Website and app data records
╔══

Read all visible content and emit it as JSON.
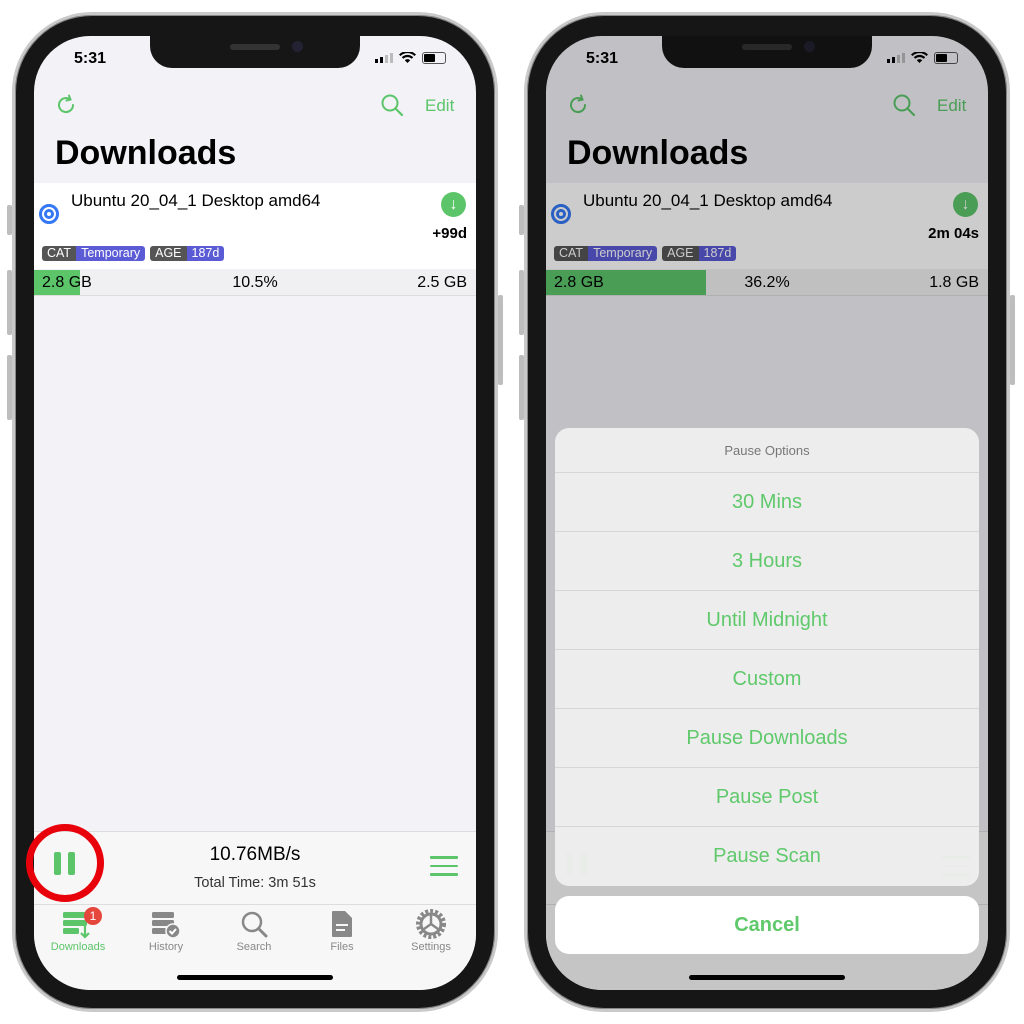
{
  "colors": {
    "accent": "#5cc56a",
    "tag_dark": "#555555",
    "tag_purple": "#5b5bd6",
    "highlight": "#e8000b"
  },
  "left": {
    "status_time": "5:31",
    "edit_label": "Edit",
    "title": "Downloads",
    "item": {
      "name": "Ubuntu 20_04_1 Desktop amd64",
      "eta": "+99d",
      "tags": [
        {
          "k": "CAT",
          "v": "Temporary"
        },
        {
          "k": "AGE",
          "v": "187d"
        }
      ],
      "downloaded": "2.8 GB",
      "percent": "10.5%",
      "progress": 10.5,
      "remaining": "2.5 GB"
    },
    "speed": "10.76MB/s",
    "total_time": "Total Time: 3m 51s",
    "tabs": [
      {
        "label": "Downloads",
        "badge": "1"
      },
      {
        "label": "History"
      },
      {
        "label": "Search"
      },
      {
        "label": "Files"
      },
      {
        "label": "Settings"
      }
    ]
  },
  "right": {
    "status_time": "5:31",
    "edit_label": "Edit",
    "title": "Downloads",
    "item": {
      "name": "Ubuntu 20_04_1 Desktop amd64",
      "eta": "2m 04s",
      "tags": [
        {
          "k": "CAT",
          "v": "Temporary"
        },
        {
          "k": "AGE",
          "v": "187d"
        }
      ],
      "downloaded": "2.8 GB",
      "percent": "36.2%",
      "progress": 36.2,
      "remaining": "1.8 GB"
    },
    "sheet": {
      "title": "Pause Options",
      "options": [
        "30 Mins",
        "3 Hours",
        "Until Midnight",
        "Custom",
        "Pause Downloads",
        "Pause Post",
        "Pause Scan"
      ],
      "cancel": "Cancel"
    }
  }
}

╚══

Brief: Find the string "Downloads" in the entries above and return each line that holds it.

Written answer:
    "title": "Downloads",
        "label": "Downloads",
    "title": "Downloads",
        "Pause Downloads",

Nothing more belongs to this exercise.